WENATCHEE, Wash. — Christine Gregoire was elected governor in November. Or Dino Rossi was. It depends on what the definition of "elected" is.
Nobody knows who really won -- so do it over.
Those were among the arguments thrown around in the last two weeks before state Judge John E. Bridges, who listened Friday to closing arguments in a challenge by state Republicans to the official certification of Democrat Gregoire's 129-vote margin out of 2.9 million ballots cast.
Bridges, who said he would issue his verdict Monday, has presided over a trial that has had moments of hard-core legal combat by some of the state's top litigators, but also moments of such sheer wackiness that both sides have been left laughing.
"Has election day ended in this case?" a lawyer for the Democrats' Jenny Durkan asked Friday of the state deputy election director, John Pearson, whose retirement is being delayed by the trial.
"No, it has not," said Pearson, sounding a bit weary.
"Is it fair to say the election community are humans?" Pearson asked, pressing the Democrats' argument that no election of such scale could be perfectly counted.
"I believe they all are," said Pearson, as the courtroom erupted in laughter. "Yes!"
Republicans said ballot-counting was so marred by errors -- including the counting of hundreds of ballots illegally cast by felons -- that the only proper legal remedy was to hold an unprecedented statewide revote.
Both sides produced polling experts who offered statistical models purporting to show who would have won if such improper ballots were not counted. Not too surprisingly, the experts consulted by Republicans said it would have been Rossi, and the Democrats' witnesses said Gregoire would still have prevailed.
In another moment of levity, Judge Bridges, a bearded, bespectacled man who sports a diamond stud in his left ear, confessed to being left reeling by numbers offered by one statistics expert, University of Washington professor Anthony Gill.
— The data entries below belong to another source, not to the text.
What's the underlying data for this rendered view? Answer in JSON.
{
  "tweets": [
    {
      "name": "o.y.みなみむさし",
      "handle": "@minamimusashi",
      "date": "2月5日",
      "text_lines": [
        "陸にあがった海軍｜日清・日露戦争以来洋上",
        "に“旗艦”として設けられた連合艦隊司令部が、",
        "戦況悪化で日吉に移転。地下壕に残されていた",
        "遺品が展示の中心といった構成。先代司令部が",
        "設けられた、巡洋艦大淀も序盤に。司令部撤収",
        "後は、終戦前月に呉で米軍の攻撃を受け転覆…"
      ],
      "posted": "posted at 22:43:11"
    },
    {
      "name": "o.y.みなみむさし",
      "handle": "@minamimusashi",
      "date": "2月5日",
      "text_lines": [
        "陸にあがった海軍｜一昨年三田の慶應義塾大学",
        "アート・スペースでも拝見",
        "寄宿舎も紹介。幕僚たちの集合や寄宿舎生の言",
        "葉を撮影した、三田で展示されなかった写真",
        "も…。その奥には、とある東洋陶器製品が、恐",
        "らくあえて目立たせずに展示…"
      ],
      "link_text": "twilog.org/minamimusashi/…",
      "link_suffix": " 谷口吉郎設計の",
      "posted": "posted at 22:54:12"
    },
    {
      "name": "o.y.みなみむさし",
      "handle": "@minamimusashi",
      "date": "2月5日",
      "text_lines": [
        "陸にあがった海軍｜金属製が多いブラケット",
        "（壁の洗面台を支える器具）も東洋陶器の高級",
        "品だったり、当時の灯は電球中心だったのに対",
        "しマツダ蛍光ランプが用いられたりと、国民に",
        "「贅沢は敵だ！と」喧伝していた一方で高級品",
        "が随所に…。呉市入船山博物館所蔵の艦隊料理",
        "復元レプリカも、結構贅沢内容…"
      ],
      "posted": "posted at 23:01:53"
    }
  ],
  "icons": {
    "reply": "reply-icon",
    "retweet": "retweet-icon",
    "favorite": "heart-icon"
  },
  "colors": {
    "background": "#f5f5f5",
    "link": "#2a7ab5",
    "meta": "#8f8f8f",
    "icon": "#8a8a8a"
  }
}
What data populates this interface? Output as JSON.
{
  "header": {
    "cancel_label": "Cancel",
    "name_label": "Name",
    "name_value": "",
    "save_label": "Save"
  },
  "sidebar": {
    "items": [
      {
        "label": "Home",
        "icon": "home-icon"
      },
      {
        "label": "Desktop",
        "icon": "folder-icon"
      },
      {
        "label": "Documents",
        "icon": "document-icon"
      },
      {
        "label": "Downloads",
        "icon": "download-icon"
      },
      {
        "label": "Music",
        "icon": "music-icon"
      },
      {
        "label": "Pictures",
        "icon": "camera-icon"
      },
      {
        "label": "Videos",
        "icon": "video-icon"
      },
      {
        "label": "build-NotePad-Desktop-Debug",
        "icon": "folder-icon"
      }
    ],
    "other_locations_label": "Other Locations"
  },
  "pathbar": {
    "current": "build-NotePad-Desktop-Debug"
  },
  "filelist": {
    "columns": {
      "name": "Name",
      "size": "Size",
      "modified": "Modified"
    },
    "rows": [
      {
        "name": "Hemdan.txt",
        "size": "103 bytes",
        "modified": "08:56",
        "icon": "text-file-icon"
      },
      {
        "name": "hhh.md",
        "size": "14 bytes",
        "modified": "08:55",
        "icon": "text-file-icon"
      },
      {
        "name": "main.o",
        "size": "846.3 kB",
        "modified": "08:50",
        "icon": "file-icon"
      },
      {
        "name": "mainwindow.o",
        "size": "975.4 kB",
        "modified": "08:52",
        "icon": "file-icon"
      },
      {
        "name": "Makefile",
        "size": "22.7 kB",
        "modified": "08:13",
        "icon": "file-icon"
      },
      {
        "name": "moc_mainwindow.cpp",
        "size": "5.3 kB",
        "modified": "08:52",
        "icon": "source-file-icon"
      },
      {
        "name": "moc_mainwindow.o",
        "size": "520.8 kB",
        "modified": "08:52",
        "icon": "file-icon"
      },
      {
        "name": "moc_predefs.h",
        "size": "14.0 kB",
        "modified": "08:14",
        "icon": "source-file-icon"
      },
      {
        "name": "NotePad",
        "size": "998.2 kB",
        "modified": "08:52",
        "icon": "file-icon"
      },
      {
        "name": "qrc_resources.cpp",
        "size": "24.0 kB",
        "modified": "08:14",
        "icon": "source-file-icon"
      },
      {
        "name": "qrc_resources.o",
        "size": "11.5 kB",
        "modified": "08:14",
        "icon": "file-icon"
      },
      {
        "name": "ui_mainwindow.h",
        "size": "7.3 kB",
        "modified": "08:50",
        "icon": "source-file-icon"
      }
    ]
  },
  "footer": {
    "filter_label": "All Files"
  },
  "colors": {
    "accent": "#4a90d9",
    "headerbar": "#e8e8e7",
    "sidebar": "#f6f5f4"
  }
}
Were he an undergraduate again, the judge said to more courtroom laughter, "I would run from your class like the wind."
As it happened, the initial tally of ballots cast Nov. 2 showed Rossi ahead by a microscopic margin, as did a machine recount of those ballots, which put him up by 42 votes.
But Gregoire, following a procedure outlined in state election law for elections in which candidates are separated by 250 or fewer votes, asked for a hand recount of the ballots. Both candidates picked up hundreds of new votes that for various reasons were not scanned by the machines -- and this time Gregoire came out ahead.
Adding to the tumult was the discovery by a Democratic officeholder in heavily Democratic King County, which includes Seattle, that hundreds of properly cast ballots, including his own, had not been counted because of a signature-scanning problem in the election office's computers.
Republicans smelled a huge rat, but Democrats countered that such problems occur in any big election -- and generally don't matter because the race is not so mind-bogglingly close. (If it were a 100-meter dash, the candidates would be separated by a millimeter or so.)
Rossi, a former state senator from suburban Seattle vying to be the first Republican governor here in 20 years, pressed his demands for a revote as the only fair way to settle the matter, at one point saying he "wouldn't want to take office with this cloud overhead."
Gregoire rejected the revote idea, calling it "a mulligan," and adding: "This is not golf."
In any event, Gregoire was sworn into office in early January and announced she would govern the same way whether she had been elected by one vote or 1 million. She pushed a $26-billion biennial budget through the Legislature, which included a 9-cent-a-gallon tax increase to pay for key transportation projects.
Republicans, acting on behalf of Rossi, filed the lawsuit challenging the election in Chelan County, in central-Washington orchard country.
In arguments Friday, GOP lawyer Harry Korrell said that months of research had come up with evidence of at least 3,000 illegal votes, or "something like 20 times the margin separating the top two candidates."
Calling that a "terrible situation," Korrell told the judge he had both the "authority and duty to act and set aside the results of this election."
But Durkan, arguing for the Democrats, said that the Republicans' case was "more sound bite than legal theory" and that a revote would set a dangerous precedent encouraging legal contests in any close election.
And outside the tidy Chelan County Auditorium, where Bridges temporarily moved his courtroom because of wide interest in the case, state Democratic Chairman Paul Berendt said Republicans were "trying to tear down confidence" in the election system itself, with "unproven charges of sinister fraud."
Both state parties have racked up massive lawyers' bills for the trial, creating what state Republican Chairman Chris Vance calls "the legal equivalent of Gettysburg."
Whichever party loses, the verdict is considered all but certain to be appealed to the state Supreme Court.